Since the PSoC4 doesn't have a DMA-channel you will have to use "Poor Man's DMA" which means transferring data with the help of the CPU. Additionally the restricted amount of sram throws up the question what you are going to do with the digitized data. Sending them via USB to a PC?
How much time may you spend after digitizing? How many bytes sram has a PSoC4 got?
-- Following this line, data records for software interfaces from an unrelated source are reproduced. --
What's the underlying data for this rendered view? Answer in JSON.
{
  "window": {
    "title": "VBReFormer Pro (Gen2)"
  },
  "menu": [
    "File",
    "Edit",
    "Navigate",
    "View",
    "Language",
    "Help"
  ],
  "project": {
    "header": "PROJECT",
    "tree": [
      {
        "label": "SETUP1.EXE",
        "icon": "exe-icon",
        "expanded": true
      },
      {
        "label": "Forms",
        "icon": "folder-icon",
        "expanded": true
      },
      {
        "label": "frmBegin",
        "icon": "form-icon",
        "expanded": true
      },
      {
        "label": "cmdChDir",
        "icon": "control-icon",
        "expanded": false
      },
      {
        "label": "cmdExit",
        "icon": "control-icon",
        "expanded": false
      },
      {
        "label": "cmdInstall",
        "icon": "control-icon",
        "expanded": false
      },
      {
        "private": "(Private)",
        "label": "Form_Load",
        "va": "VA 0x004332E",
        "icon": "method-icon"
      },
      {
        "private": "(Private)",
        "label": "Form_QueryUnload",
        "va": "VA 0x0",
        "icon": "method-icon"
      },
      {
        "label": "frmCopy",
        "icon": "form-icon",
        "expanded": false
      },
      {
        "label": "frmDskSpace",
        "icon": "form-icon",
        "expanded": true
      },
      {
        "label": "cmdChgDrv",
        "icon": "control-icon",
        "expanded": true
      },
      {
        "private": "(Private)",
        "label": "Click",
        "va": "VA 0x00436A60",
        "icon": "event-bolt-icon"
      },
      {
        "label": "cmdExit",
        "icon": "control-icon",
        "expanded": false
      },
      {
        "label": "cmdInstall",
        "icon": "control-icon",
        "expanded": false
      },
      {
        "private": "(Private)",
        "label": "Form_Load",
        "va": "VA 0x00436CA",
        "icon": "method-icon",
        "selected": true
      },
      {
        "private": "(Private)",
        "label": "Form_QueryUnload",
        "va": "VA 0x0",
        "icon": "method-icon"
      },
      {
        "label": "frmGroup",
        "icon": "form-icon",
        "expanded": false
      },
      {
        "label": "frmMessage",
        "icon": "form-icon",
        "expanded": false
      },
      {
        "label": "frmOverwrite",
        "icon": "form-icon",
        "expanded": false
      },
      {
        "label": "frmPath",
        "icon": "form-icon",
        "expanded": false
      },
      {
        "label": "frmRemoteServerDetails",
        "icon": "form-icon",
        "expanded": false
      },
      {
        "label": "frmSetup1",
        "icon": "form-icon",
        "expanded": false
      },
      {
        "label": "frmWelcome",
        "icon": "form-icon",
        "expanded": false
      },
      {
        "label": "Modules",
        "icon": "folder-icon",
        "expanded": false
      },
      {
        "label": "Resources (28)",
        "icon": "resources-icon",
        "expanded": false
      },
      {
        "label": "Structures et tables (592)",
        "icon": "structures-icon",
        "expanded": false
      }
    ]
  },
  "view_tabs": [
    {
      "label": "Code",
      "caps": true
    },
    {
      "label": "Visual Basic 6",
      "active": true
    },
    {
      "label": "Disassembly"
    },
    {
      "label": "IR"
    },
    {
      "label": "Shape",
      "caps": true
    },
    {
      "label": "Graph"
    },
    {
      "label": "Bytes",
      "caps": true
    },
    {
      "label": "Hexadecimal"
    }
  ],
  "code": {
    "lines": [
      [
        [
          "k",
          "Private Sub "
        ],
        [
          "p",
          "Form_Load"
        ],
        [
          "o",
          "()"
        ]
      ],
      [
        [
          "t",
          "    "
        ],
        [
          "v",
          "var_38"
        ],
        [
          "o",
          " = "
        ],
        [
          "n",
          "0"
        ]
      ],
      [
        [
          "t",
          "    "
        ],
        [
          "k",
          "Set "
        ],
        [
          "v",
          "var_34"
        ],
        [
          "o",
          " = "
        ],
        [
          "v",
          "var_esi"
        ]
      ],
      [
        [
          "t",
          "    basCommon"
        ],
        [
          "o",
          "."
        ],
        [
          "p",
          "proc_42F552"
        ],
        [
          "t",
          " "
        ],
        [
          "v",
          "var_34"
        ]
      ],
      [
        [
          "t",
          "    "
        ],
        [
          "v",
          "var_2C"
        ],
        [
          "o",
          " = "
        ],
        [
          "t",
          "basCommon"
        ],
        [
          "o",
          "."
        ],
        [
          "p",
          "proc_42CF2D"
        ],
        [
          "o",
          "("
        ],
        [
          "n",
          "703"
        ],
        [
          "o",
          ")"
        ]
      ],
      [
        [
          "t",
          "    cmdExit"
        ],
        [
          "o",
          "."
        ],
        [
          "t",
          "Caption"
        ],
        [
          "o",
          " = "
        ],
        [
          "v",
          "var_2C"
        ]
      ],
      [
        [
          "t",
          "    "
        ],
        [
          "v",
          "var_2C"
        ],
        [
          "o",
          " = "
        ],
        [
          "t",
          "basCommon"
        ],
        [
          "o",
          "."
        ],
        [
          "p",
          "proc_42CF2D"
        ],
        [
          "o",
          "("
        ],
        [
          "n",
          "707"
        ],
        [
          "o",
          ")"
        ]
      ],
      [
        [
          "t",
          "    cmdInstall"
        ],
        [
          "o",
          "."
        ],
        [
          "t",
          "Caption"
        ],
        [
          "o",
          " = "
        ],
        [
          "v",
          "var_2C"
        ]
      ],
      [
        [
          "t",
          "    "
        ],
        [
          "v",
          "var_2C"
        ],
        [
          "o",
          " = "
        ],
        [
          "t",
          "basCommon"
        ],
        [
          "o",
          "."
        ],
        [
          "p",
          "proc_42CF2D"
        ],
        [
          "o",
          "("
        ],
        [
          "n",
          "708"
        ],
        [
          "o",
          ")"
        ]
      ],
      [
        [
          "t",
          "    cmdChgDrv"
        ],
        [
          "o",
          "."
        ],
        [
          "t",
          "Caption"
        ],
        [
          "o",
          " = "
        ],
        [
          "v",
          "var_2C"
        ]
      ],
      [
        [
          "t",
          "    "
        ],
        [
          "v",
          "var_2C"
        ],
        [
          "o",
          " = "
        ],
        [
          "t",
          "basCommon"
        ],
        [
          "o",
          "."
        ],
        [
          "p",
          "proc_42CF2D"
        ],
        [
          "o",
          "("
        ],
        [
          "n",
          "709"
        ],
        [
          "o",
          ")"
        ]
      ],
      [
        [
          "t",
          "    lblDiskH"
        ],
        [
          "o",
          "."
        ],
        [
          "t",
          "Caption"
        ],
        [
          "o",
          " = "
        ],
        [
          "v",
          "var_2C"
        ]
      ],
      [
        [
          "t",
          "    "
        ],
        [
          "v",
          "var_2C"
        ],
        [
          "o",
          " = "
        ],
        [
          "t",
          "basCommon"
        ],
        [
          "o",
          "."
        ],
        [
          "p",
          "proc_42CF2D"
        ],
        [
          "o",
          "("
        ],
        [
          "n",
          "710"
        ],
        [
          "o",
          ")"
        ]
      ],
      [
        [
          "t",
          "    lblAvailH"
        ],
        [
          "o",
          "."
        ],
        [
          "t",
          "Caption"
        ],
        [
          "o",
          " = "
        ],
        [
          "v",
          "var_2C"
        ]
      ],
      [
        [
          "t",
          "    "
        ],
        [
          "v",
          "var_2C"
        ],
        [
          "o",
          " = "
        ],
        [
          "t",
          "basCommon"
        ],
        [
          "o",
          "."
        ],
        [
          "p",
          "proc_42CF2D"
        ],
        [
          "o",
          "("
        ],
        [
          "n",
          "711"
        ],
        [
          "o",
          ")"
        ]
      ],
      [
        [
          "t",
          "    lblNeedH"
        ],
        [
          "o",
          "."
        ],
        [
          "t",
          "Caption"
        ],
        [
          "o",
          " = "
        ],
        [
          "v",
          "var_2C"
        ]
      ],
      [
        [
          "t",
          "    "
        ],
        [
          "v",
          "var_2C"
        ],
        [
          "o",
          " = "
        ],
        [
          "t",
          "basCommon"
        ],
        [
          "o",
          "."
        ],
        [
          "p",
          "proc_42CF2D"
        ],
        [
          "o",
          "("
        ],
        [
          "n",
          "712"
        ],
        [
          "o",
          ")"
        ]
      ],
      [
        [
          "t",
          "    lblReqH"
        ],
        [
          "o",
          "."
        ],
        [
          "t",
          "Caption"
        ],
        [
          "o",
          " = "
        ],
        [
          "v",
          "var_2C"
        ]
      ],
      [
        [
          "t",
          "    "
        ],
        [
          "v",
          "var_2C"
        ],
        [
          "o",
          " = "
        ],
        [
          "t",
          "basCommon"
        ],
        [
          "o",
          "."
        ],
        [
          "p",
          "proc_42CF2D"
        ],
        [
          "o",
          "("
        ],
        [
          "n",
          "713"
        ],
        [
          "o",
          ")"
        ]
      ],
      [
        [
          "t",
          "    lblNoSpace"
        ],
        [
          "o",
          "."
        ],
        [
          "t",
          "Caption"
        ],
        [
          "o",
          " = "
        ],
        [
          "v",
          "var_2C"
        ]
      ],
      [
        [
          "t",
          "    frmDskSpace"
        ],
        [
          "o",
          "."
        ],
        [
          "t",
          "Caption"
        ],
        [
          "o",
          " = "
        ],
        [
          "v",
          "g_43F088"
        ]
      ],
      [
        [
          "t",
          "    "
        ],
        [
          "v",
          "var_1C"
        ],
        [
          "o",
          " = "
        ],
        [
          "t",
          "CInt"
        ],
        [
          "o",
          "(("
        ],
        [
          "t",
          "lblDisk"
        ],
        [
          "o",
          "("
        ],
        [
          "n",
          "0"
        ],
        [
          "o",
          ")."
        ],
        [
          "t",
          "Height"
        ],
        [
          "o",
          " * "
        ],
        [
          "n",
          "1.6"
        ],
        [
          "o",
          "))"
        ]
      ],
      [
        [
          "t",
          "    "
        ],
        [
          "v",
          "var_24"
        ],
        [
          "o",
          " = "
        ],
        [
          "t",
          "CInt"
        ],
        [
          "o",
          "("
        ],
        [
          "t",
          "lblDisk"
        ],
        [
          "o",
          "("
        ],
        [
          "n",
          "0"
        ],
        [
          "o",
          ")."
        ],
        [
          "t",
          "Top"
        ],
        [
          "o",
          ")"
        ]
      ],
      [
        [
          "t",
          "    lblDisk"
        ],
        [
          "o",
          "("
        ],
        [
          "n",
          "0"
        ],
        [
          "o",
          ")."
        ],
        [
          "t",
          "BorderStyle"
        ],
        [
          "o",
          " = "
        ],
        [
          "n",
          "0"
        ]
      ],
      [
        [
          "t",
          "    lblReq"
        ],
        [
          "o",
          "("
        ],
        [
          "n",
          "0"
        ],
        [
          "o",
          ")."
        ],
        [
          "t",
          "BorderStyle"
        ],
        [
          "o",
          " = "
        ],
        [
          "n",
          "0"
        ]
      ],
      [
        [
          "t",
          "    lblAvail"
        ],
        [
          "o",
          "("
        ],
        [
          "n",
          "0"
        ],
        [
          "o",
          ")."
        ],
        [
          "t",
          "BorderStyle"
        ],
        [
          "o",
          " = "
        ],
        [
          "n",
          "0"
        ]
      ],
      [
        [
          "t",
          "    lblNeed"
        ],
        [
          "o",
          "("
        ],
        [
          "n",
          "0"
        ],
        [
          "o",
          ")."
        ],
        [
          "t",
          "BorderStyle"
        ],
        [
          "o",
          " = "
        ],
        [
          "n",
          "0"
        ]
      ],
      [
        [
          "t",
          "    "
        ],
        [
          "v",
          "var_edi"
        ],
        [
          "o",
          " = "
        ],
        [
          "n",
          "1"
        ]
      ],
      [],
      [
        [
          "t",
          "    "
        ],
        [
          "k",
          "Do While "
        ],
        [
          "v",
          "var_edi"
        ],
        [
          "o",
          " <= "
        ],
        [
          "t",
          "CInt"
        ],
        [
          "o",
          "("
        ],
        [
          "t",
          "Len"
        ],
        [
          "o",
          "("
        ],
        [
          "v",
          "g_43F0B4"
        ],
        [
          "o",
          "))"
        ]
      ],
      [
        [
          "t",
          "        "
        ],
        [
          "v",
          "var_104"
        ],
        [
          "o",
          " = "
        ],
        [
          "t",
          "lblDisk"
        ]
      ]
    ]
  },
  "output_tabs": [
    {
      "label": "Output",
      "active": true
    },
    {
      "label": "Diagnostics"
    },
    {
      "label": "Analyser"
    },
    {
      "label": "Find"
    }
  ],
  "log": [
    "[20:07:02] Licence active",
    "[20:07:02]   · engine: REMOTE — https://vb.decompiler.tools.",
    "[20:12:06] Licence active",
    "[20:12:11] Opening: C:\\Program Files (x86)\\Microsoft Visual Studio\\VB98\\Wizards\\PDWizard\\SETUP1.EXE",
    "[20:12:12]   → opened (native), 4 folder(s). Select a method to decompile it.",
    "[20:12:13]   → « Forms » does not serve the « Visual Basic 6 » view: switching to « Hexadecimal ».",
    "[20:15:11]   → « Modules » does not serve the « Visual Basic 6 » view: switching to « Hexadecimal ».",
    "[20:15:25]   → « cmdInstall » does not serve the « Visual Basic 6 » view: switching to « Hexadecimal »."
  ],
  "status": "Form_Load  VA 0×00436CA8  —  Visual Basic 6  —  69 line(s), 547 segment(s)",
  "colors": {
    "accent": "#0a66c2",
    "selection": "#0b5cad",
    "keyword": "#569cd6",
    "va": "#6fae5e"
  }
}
Any mis-matches you can see?
In the ultimate solution, I would do some analysis of the digitized data on the PSOC, but right now I'll just be sending it to the PC over UART/USB.
There's no time limit once the data has been captured, so I can capture data and then wait while the data goes to UART.
And actually, I was just playing with it, and it looks like the lower clock rate limit is more of a limit for the integration time period, not reading the data out of the pixels.
Oh... PSOC4 has 4KB of SRAM...hmmm... I won't even be able to store the full 2048 pixels even if they are only UInt16s...
Fine, this is settled.
Now, when you stick to the project's solution you will have to look for something more powerful.
PSoC4 was made for small projects which are covered by PSoC1 as well and the pricing for larger quantities is really low.
The PSoC5 Development Kit comes with 64kB sram, 256kB flash, 2k EEProm, 24 (instead of 2) UDBs. So when you are looking for a solution that does not get limited by the properties of the device, you will have to look for something bigger.
By the way...
When you look at the "Photoresponse Nonuniformity" in your sensor's datasheet (which is given as typ. 2%) you can see that an 8-bit conversion already woud get near the resolution's limit.
Due to worst case non linearity you might as well throw the bottom 10 bits away.
In fact at +/-10% worst case response, ~ 2 bits, design begs for a periodic cal cycle with
a fixed source, and error curve fit computation performed over the row before
sending out to serial interface. Note PSOC 4 has a 32 x 32 single cycle multiplier so
curve fitting functions, like power f() or least squares would execute fast.
Thanks Bob and Dana!
Dana, I might be a bit over my head now. Lol. But what else is new. But all those keywords should give me a good place to start my further research.